> _Exercise details_
Check every line of the data for the string "Admin" and copy the ones that have it.

::::::::

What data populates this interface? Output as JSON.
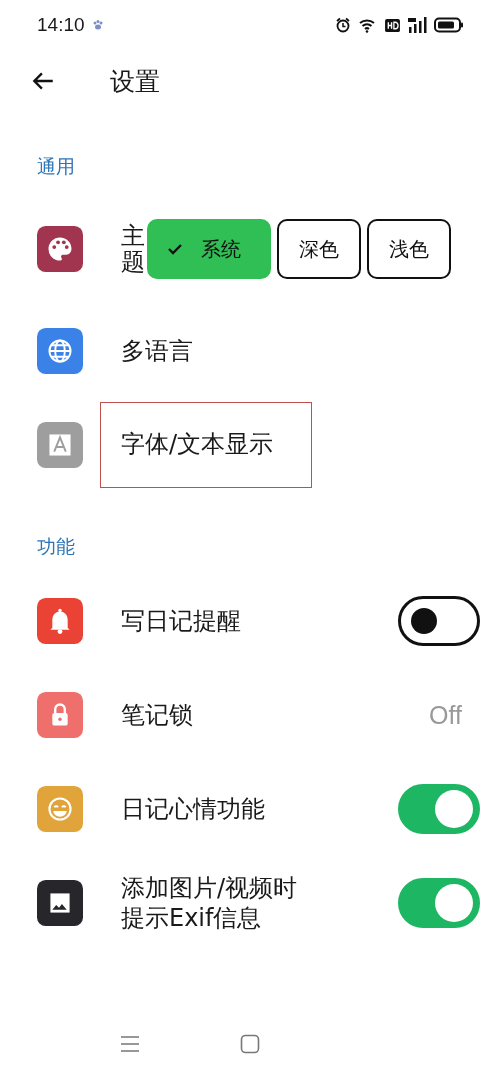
{
  "status_bar": {
    "time": "14:10"
  },
  "header": {
    "title": "设置"
  },
  "sections": [
    {
      "title": "通用",
      "items": [
        {
          "kind": "segmented",
          "label": "主题",
          "color": "#a1344e",
          "options": [
            {
              "label": "系统",
              "selected": true
            },
            {
              "label": "深色",
              "selected": false
            },
            {
              "label": "浅色",
              "selected": false
            }
          ]
        },
        {
          "kind": "link",
          "label": "多语言",
          "color": "#3b82e8",
          "highlighted": false
        },
        {
          "kind": "link",
          "label": "字体/文本显示",
          "color": "#9e9e9e",
          "highlighted": true
        }
      ]
    },
    {
      "title": "功能",
      "items": [
        {
          "kind": "toggle",
          "label": "写日记提醒",
          "color": "#ea4335",
          "on": false
        },
        {
          "kind": "value",
          "label": "笔记锁",
          "color": "#ef6f6c",
          "value": "Off"
        },
        {
          "kind": "toggle",
          "label": "日记心情功能",
          "color": "#e0a43a",
          "on": true
        },
        {
          "kind": "toggle",
          "label": "添加图片/视频时提示Exif信息",
          "color": "#26262b",
          "on": true
        }
      ]
    }
  ]
}
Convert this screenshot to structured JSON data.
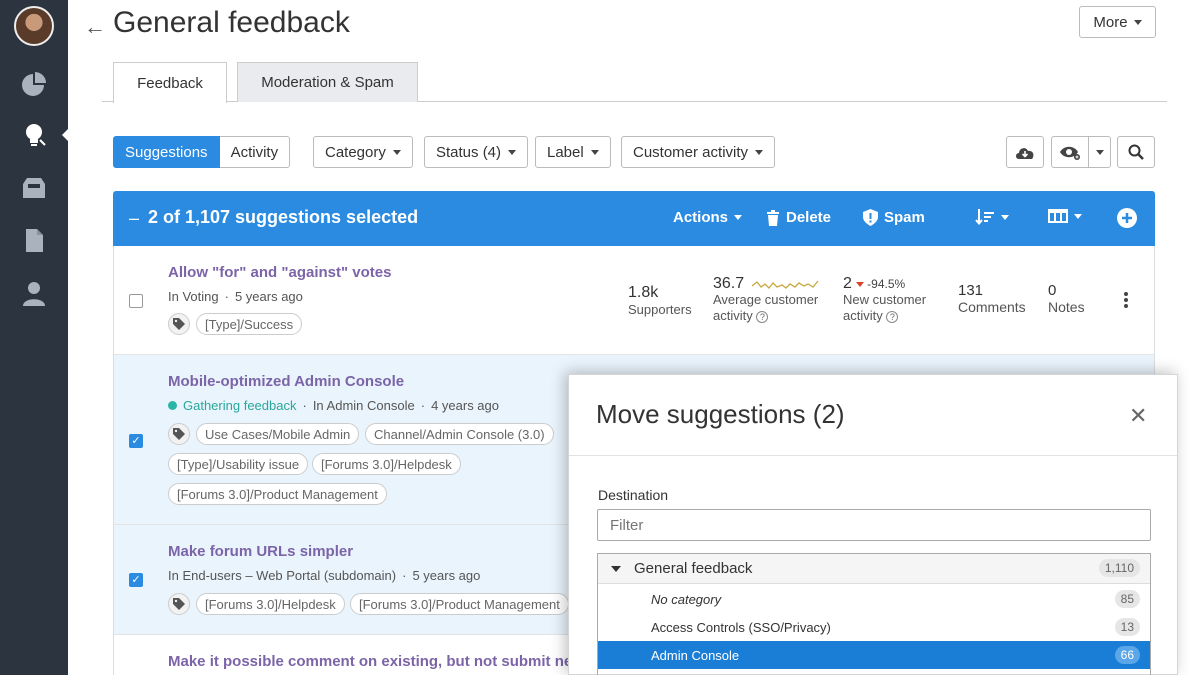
{
  "page": {
    "title": "General feedback",
    "more_label": "More"
  },
  "tabs": [
    {
      "label": "Feedback"
    },
    {
      "label": "Moderation & Spam"
    }
  ],
  "toolbar": {
    "view_toggle": [
      "Suggestions",
      "Activity"
    ],
    "filters": [
      "Category",
      "Status (4)",
      "Label",
      "Customer activity"
    ]
  },
  "selection_bar": {
    "count_text": "2 of 1,107 suggestions selected",
    "actions_label": "Actions",
    "delete_label": "Delete",
    "spam_label": "Spam"
  },
  "suggestions": [
    {
      "title": "Allow \"for\" and \"against\" votes",
      "status": "",
      "forum": "In Voting",
      "age": "5 years ago",
      "checked": false,
      "tags": [
        "[Type]/Success"
      ],
      "supporters": "1.8k",
      "supporters_label": "Supporters",
      "avg_activity": "36.7",
      "avg_activity_label": "Average customer",
      "avg_activity_label2": "activity",
      "new_activity": "2",
      "new_activity_change": "-94.5%",
      "new_activity_label": "New customer",
      "new_activity_label2": "activity",
      "comments": "131",
      "comments_label": "Comments",
      "notes": "0",
      "notes_label": "Notes"
    },
    {
      "title": "Mobile-optimized Admin Console",
      "status": "Gathering feedback",
      "forum": "In Admin Console",
      "age": "4 years ago",
      "checked": true,
      "tags": [
        "Use Cases/Mobile Admin",
        "Channel/Admin Console (3.0)",
        "[Type]/Usability issue",
        "[Forums 3.0]/Helpdesk",
        "[Forums 3.0]/Product Management"
      ]
    },
    {
      "title": "Make forum URLs simpler",
      "status": "",
      "forum": "In End-users – Web Portal (subdomain)",
      "age": "5 years ago",
      "checked": true,
      "tags": [
        "[Forums 3.0]/Helpdesk",
        "[Forums 3.0]/Product Management"
      ]
    },
    {
      "title": "Make it possible comment on existing, but not submit new"
    }
  ],
  "modal": {
    "title": "Move suggestions (2)",
    "destination_label": "Destination",
    "filter_placeholder": "Filter",
    "tree": [
      {
        "label": "General feedback",
        "count": "1,110"
      },
      {
        "label": "No category",
        "count": "85"
      },
      {
        "label": "Access Controls (SSO/Privacy)",
        "count": "13"
      },
      {
        "label": "Admin Console",
        "count": "66"
      }
    ]
  },
  "colors": {
    "primary": "#2b8be0",
    "sidebar": "#2c3440",
    "title_link": "#7b64a8",
    "status_teal": "#2aa79b",
    "selected_row": "#eaf4fc",
    "decline_red": "#d9452b",
    "sparkline": "#c8a842"
  },
  "icons": {
    "sidebar": [
      "avatar",
      "pie-chart-icon",
      "lightbulb-icon",
      "inbox-icon",
      "document-icon",
      "user-icon"
    ],
    "toolbar": [
      "cloud-download-icon",
      "eye-icon",
      "search-icon"
    ],
    "selection_bar": [
      "trash-icon",
      "shield-icon",
      "sort-icon",
      "columns-icon",
      "plus-circle-icon"
    ]
  }
}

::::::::

> _Exercise output_
      "title": "Mobile-optimized Admin Console",
      "forum": "In Admin Console",
        "Use Cases/Mobile Admin",
        "Channel/Admin Console (3.0)",
        "label": "Admin Console",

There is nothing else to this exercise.